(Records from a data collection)
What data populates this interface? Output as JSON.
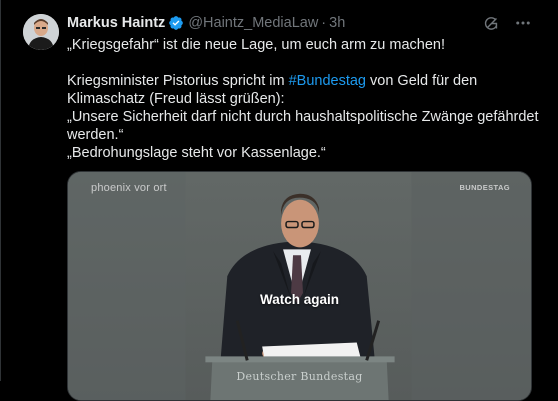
{
  "post": {
    "display_name": "Markus Haintz",
    "handle": "@Haintz_MediaLaw",
    "separator": "·",
    "time": "3h",
    "lines": {
      "l1": "„Kriegsgefahr“ ist die neue Lage, um euch arm zu machen!",
      "l2_pre": "Kriegsminister Pistorius spricht im ",
      "l2_tag": "#Bundestag",
      "l2_post": " von Geld für den",
      "l3": "Klimaschatz (Freud lässt grüßen):",
      "l4": "„Unsere Sicherheit darf nicht durch haushaltspolitische Zwänge gefährdet",
      "l5": "werden.“",
      "l6": "„Bedrohungslage steht vor Kassenlage.“"
    }
  },
  "media": {
    "watermark_left": "phoenix vor ort",
    "watermark_right": "BUNDESTAG",
    "overlay_label": "Watch again",
    "lectern_text": "Deutscher Bundestag"
  },
  "colors": {
    "background": "#000000",
    "text": "#e7e9ea",
    "secondary": "#71767b",
    "link": "#1d9bf0",
    "verified": "#1d9bf0"
  },
  "icons": {
    "verified": "verified-badge-icon",
    "grok": "grok-icon",
    "more": "more-horizontal-icon"
  }
}
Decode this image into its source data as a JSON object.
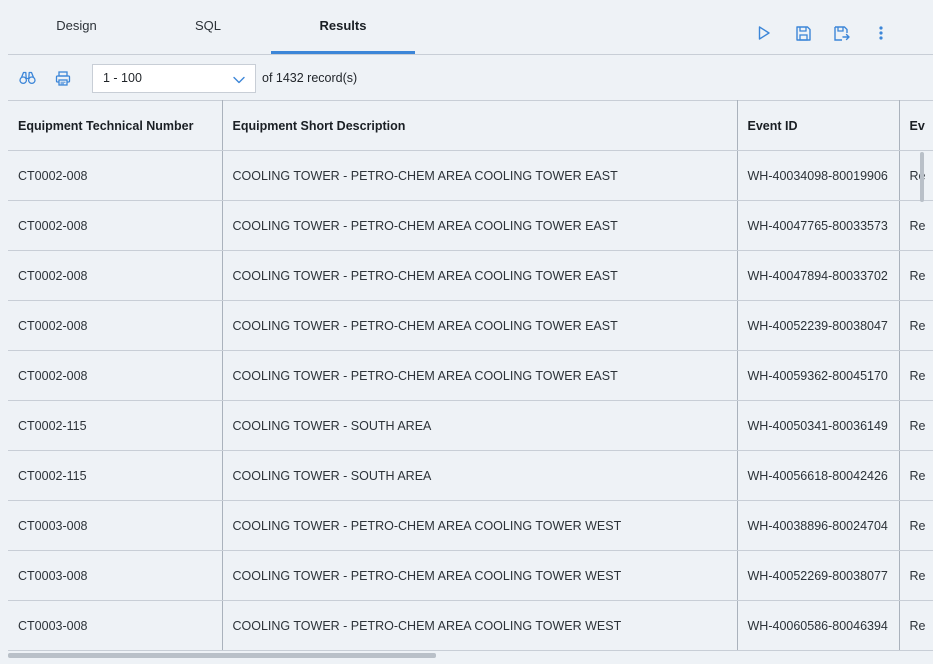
{
  "tabs": [
    {
      "label": "Design",
      "active": false
    },
    {
      "label": "SQL",
      "active": false
    },
    {
      "label": "Results",
      "active": true
    }
  ],
  "toolbar": {
    "icons": [
      "play-icon",
      "save-icon",
      "save-as-icon",
      "more-vertical-icon"
    ]
  },
  "records": {
    "page_range": "1 - 100",
    "of_text": "of 1432  record(s)"
  },
  "colors": {
    "accent": "#3c86d8",
    "icon": "#3c86d8",
    "background": "#eef2f6",
    "border": "#c8ced6"
  },
  "table": {
    "columns": [
      "Equipment Technical Number",
      "Equipment Short Description",
      "Event ID",
      "Ev"
    ],
    "rows": [
      [
        "CT0002-008",
        "COOLING TOWER - PETRO-CHEM AREA COOLING TOWER EAST",
        "WH-40034098-80019906",
        "Re"
      ],
      [
        "CT0002-008",
        "COOLING TOWER - PETRO-CHEM AREA COOLING TOWER EAST",
        "WH-40047765-80033573",
        "Re"
      ],
      [
        "CT0002-008",
        "COOLING TOWER - PETRO-CHEM AREA COOLING TOWER EAST",
        "WH-40047894-80033702",
        "Re"
      ],
      [
        "CT0002-008",
        "COOLING TOWER - PETRO-CHEM AREA COOLING TOWER EAST",
        "WH-40052239-80038047",
        "Re"
      ],
      [
        "CT0002-008",
        "COOLING TOWER - PETRO-CHEM AREA COOLING TOWER EAST",
        "WH-40059362-80045170",
        "Re"
      ],
      [
        "CT0002-115",
        "COOLING TOWER - SOUTH AREA",
        "WH-40050341-80036149",
        "Re"
      ],
      [
        "CT0002-115",
        "COOLING TOWER - SOUTH AREA",
        "WH-40056618-80042426",
        "Re"
      ],
      [
        "CT0003-008",
        "COOLING TOWER - PETRO-CHEM AREA COOLING TOWER WEST",
        "WH-40038896-80024704",
        "Re"
      ],
      [
        "CT0003-008",
        "COOLING TOWER - PETRO-CHEM AREA COOLING TOWER WEST",
        "WH-40052269-80038077",
        "Re"
      ],
      [
        "CT0003-008",
        "COOLING TOWER - PETRO-CHEM AREA COOLING TOWER WEST",
        "WH-40060586-80046394",
        "Re"
      ]
    ]
  }
}
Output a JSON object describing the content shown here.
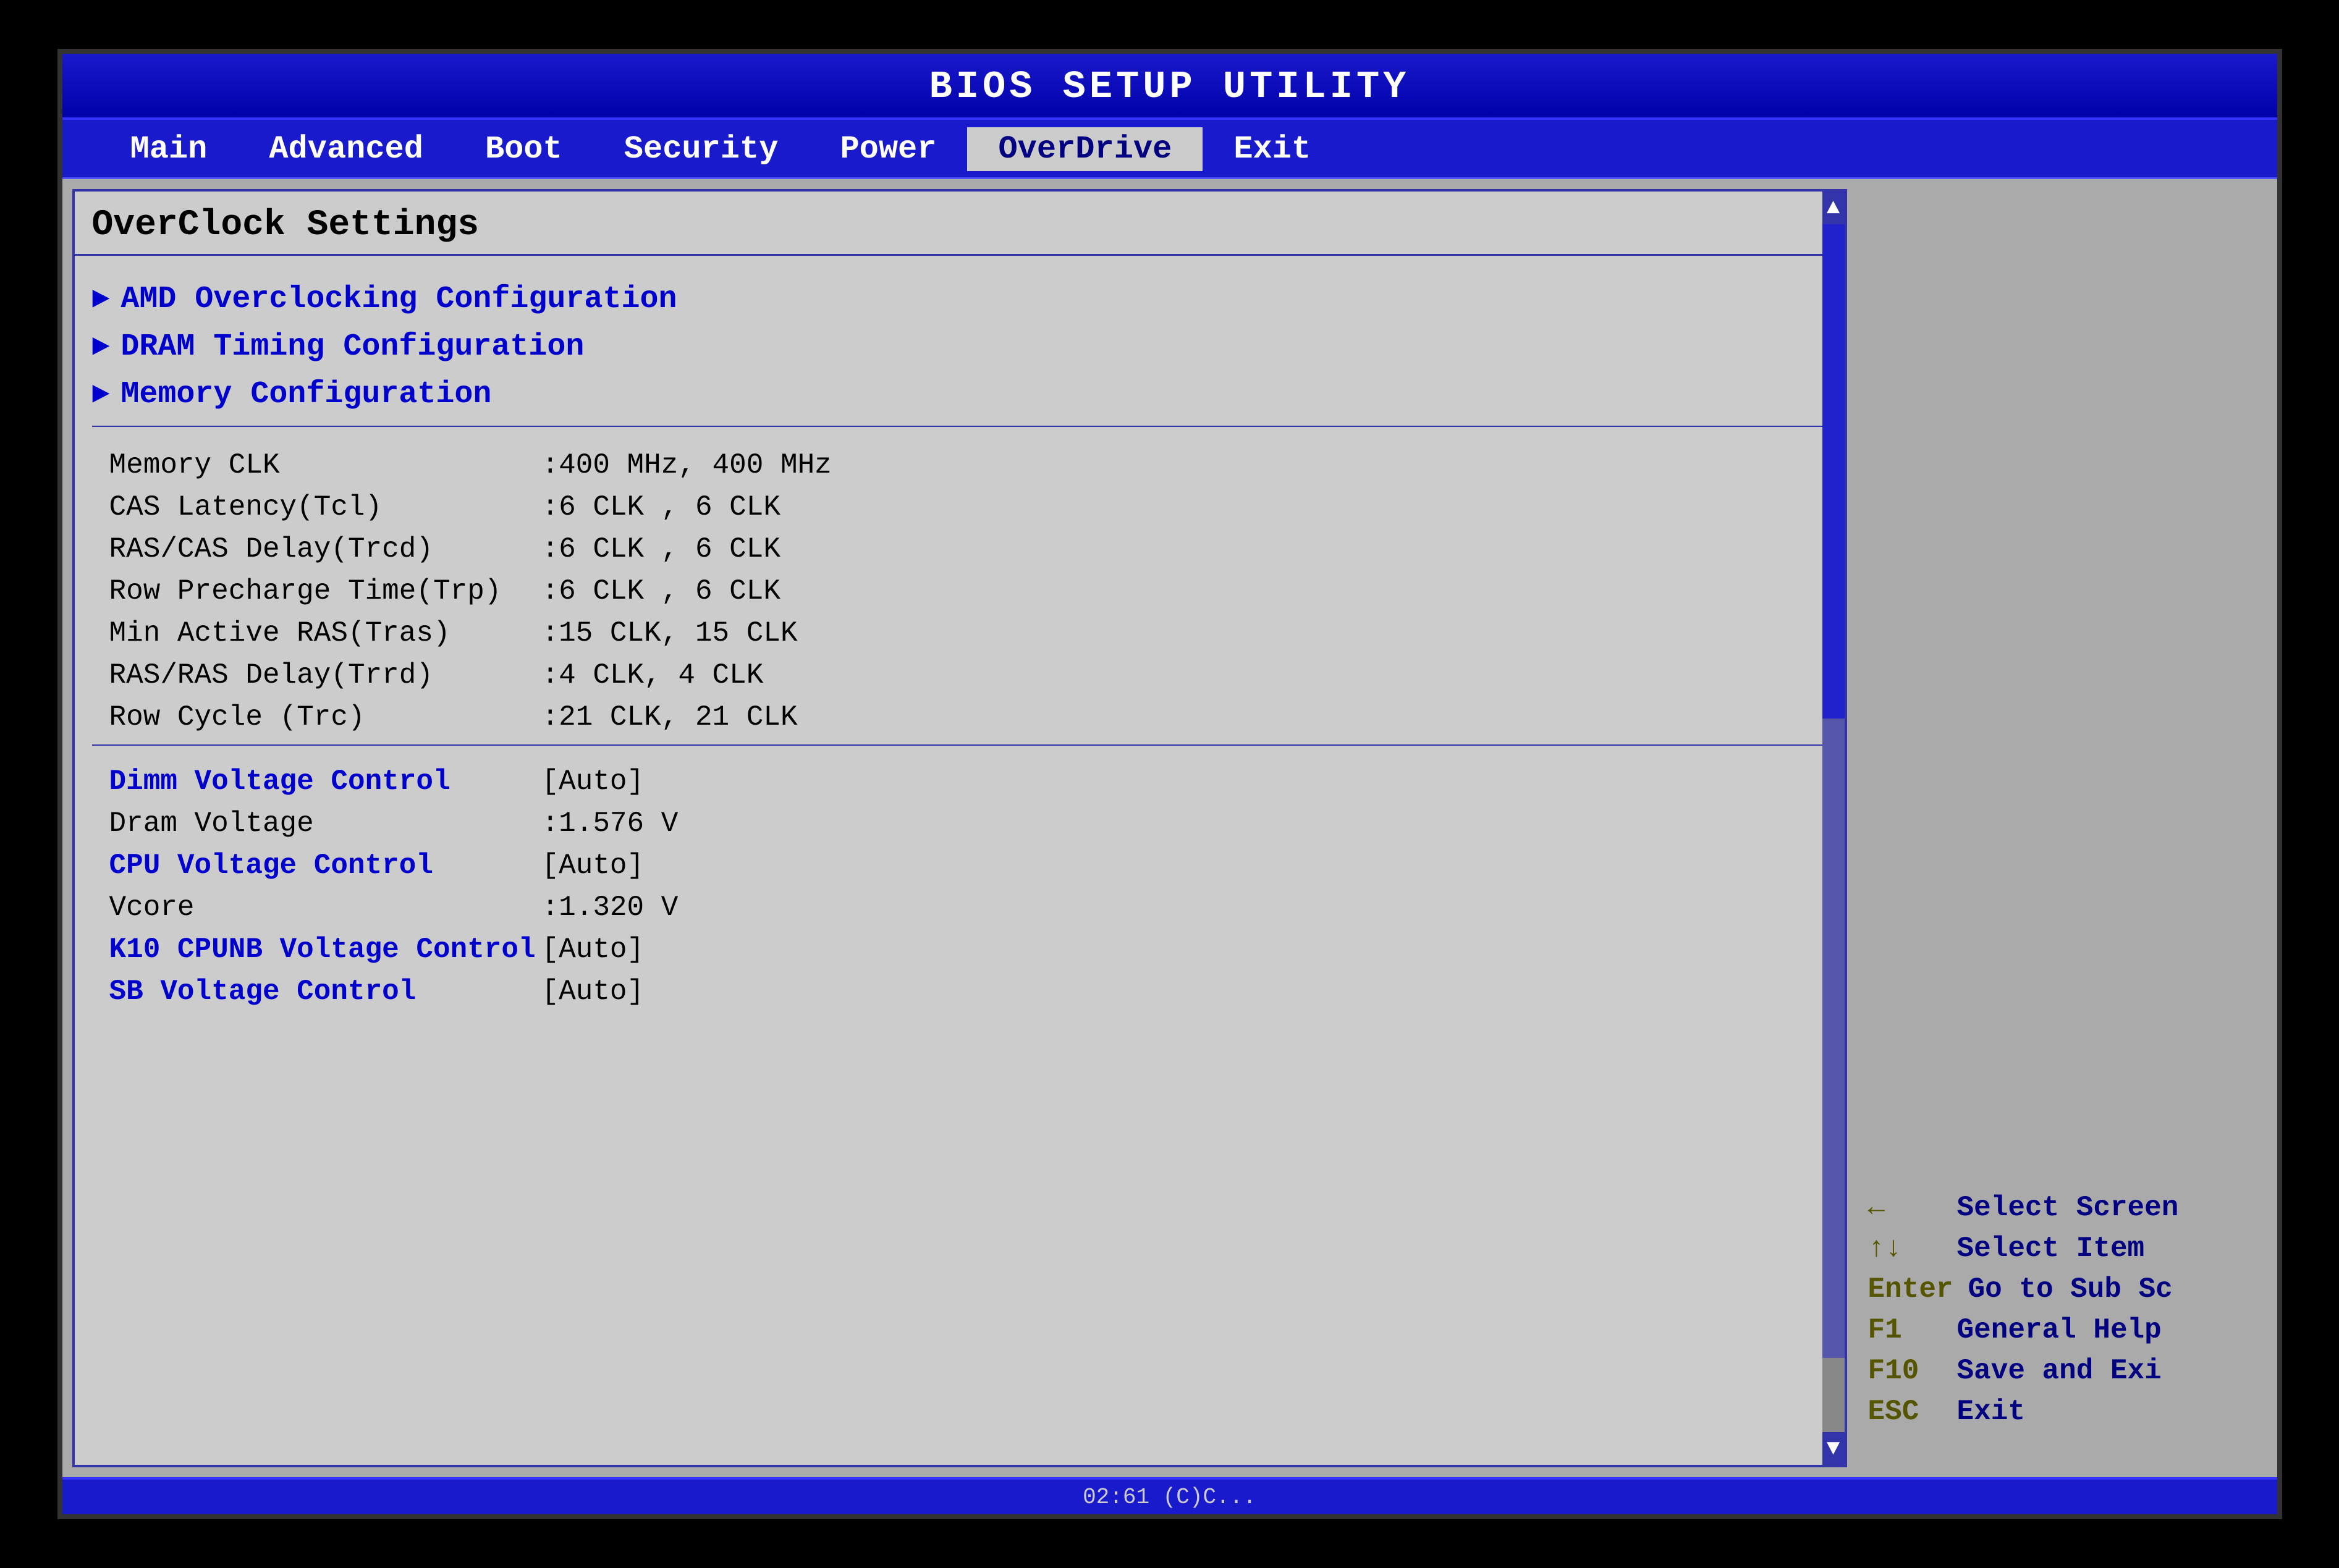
{
  "title": "BIOS SETUP UTILITY",
  "menu": {
    "items": [
      {
        "label": "Main",
        "active": false
      },
      {
        "label": "Advanced",
        "active": false
      },
      {
        "label": "Boot",
        "active": false
      },
      {
        "label": "Security",
        "active": false
      },
      {
        "label": "Power",
        "active": false
      },
      {
        "label": "OverDrive",
        "active": true
      },
      {
        "label": "Exit",
        "active": false
      }
    ]
  },
  "panel": {
    "title": "OverClock Settings",
    "subMenuItems": [
      {
        "label": "AMD Overclocking Configuration"
      },
      {
        "label": "DRAM Timing Configuration"
      },
      {
        "label": "Memory Configuration"
      }
    ],
    "infoRows": [
      {
        "label": "Memory CLK",
        "value": ":400 MHz, 400 MHz"
      },
      {
        "label": "CAS Latency(Tcl)",
        "value": ":6 CLK , 6 CLK"
      },
      {
        "label": "RAS/CAS Delay(Trcd)",
        "value": ":6 CLK , 6 CLK"
      },
      {
        "label": "Row Precharge Time(Trp)",
        "value": ":6 CLK , 6 CLK"
      },
      {
        "label": "Min Active RAS(Tras)",
        "value": ":15 CLK, 15 CLK"
      },
      {
        "label": "RAS/RAS Delay(Trrd)",
        "value": ":4 CLK, 4 CLK"
      },
      {
        "label": "Row Cycle (Trc)",
        "value": ":21 CLK, 21 CLK"
      }
    ],
    "voltageRows": [
      {
        "label": "Dimm Voltage Control",
        "blue": true,
        "value": "[Auto]"
      },
      {
        "label": "Dram Voltage",
        "blue": false,
        "value": ":1.576 V"
      },
      {
        "label": "CPU Voltage Control",
        "blue": true,
        "value": "[Auto]"
      },
      {
        "label": "Vcore",
        "blue": false,
        "value": ":1.320 V"
      },
      {
        "label": "K10 CPUNB Voltage Control",
        "blue": true,
        "value": "[Auto]"
      },
      {
        "label": "SB Voltage Control",
        "blue": true,
        "value": "[Auto]"
      }
    ]
  },
  "help": {
    "rows": [
      {
        "key": "←",
        "desc": "Select Screen"
      },
      {
        "key": "↑↓",
        "desc": "Select Item"
      },
      {
        "key": "Enter",
        "desc": "Go to Sub Sc"
      },
      {
        "key": "F1",
        "desc": "General Help"
      },
      {
        "key": "F10",
        "desc": "Save and Exi"
      },
      {
        "key": "ESC",
        "desc": "Exit"
      }
    ]
  },
  "bottomBar": "02:61 (C)C..."
}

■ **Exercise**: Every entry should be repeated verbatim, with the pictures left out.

■ **Response to the task**:
What data populates this interface? Output as JSON.
{
  "post": {
    "display_name": "Markus Haintz",
    "handle": "@Haintz_MediaLaw",
    "separator": "·",
    "time": "3h",
    "lines": {
      "l1": "„Kriegsgefahr“ ist die neue Lage, um euch arm zu machen!",
      "l2_pre": "Kriegsminister Pistorius spricht im ",
      "l2_tag": "#Bundestag",
      "l2_post": " von Geld für den",
      "l3": "Klimaschatz (Freud lässt grüßen):",
      "l4": "„Unsere Sicherheit darf nicht durch haushaltspolitische Zwänge gefährdet",
      "l5": "werden.“",
      "l6": "„Bedrohungslage steht vor Kassenlage.“"
    }
  },
  "media": {
    "watermark_left": "phoenix vor ort",
    "watermark_right": "BUNDESTAG",
    "overlay_label": "Watch again",
    "lectern_text": "Deutscher Bundestag"
  },
  "colors": {
    "background": "#000000",
    "text": "#e7e9ea",
    "secondary": "#71767b",
    "link": "#1d9bf0",
    "verified": "#1d9bf0"
  },
  "icons": {
    "verified": "verified-badge-icon",
    "grok": "grok-icon",
    "more": "more-horizontal-icon"
  }
}
Decode this image into its source data as a JSON object.
{
  "tabs": [
    {
      "label": "Design",
      "active": false
    },
    {
      "label": "SQL",
      "active": false
    },
    {
      "label": "Results",
      "active": true
    }
  ],
  "toolbar": {
    "icons": [
      "play-icon",
      "save-icon",
      "save-as-icon",
      "more-vertical-icon"
    ]
  },
  "records": {
    "page_range": "1 - 100",
    "of_text": "of 1432  record(s)"
  },
  "colors": {
    "accent": "#3c86d8",
    "icon": "#3c86d8",
    "background": "#eef2f6",
    "border": "#c8ced6"
  },
  "table": {
    "columns": [
      "Equipment Technical Number",
      "Equipment Short Description",
      "Event ID",
      "Ev"
    ],
    "rows": [
      [
        "CT0002-008",
        "COOLING TOWER - PETRO-CHEM AREA COOLING TOWER EAST",
        "WH-40034098-80019906",
        "Re"
      ],
      [
        "CT0002-008",
        "COOLING TOWER - PETRO-CHEM AREA COOLING TOWER EAST",
        "WH-40047765-80033573",
        "Re"
      ],
      [
        "CT0002-008",
        "COOLING TOWER - PETRO-CHEM AREA COOLING TOWER EAST",
        "WH-40047894-80033702",
        "Re"
      ],
      [
        "CT0002-008",
        "COOLING TOWER - PETRO-CHEM AREA COOLING TOWER EAST",
        "WH-40052239-80038047",
        "Re"
      ],
      [
        "CT0002-008",
        "COOLING TOWER - PETRO-CHEM AREA COOLING TOWER EAST",
        "WH-40059362-80045170",
        "Re"
      ],
      [
        "CT0002-115",
        "COOLING TOWER - SOUTH AREA",
        "WH-40050341-80036149",
        "Re"
      ],
      [
        "CT0002-115",
        "COOLING TOWER - SOUTH AREA",
        "WH-40056618-80042426",
        "Re"
      ],
      [
        "CT0003-008",
        "COOLING TOWER - PETRO-CHEM AREA COOLING TOWER WEST",
        "WH-40038896-80024704",
        "Re"
      ],
      [
        "CT0003-008",
        "COOLING TOWER - PETRO-CHEM AREA COOLING TOWER WEST",
        "WH-40052269-80038077",
        "Re"
      ],
      [
        "CT0003-008",
        "COOLING TOWER - PETRO-CHEM AREA COOLING TOWER WEST",
        "WH-40060586-80046394",
        "Re"
      ]
    ]
  }
}
Output a JSON object describing the content shown here.
{
  "title": "BIOS SETUP UTILITY",
  "menu": {
    "items": [
      {
        "label": "Main",
        "active": false
      },
      {
        "label": "Advanced",
        "active": false
      },
      {
        "label": "Boot",
        "active": false
      },
      {
        "label": "Security",
        "active": false
      },
      {
        "label": "Power",
        "active": false
      },
      {
        "label": "OverDrive",
        "active": true
      },
      {
        "label": "Exit",
        "active": false
      }
    ]
  },
  "panel": {
    "title": "OverClock Settings",
    "subMenuItems": [
      {
        "label": "AMD Overclocking Configuration"
      },
      {
        "label": "DRAM Timing Configuration"
      },
      {
        "label": "Memory Configuration"
      }
    ],
    "infoRows": [
      {
        "label": "Memory CLK",
        "value": ":400 MHz, 400 MHz"
      },
      {
        "label": "CAS Latency(Tcl)",
        "value": ":6 CLK , 6 CLK"
      },
      {
        "label": "RAS/CAS Delay(Trcd)",
        "value": ":6 CLK , 6 CLK"
      },
      {
        "label": "Row Precharge Time(Trp)",
        "value": ":6 CLK , 6 CLK"
      },
      {
        "label": "Min Active RAS(Tras)",
        "value": ":15 CLK, 15 CLK"
      },
      {
        "label": "RAS/RAS Delay(Trrd)",
        "value": ":4 CLK, 4 CLK"
      },
      {
        "label": "Row Cycle (Trc)",
        "value": ":21 CLK, 21 CLK"
      }
    ],
    "voltageRows": [
      {
        "label": "Dimm Voltage Control",
        "blue": true,
        "value": "[Auto]"
      },
      {
        "label": "Dram Voltage",
        "blue": false,
        "value": ":1.576 V"
      },
      {
        "label": "CPU Voltage Control",
        "blue": true,
        "value": "[Auto]"
      },
      {
        "label": "Vcore",
        "blue": false,
        "value": ":1.320 V"
      },
      {
        "label": "K10 CPUNB Voltage Control",
        "blue": true,
        "value": "[Auto]"
      },
      {
        "label": "SB Voltage Control",
        "blue": true,
        "value": "[Auto]"
      }
    ]
  },
  "help": {
    "rows": [
      {
        "key": "←",
        "desc": "Select Screen"
      },
      {
        "key": "↑↓",
        "desc": "Select Item"
      },
      {
        "key": "Enter",
        "desc": "Go to Sub Sc"
      },
      {
        "key": "F1",
        "desc": "General Help"
      },
      {
        "key": "F10",
        "desc": "Save and Exi"
      },
      {
        "key": "ESC",
        "desc": "Exit"
      }
    ]
  },
  "bottomBar": "02:61 (C)C..."
}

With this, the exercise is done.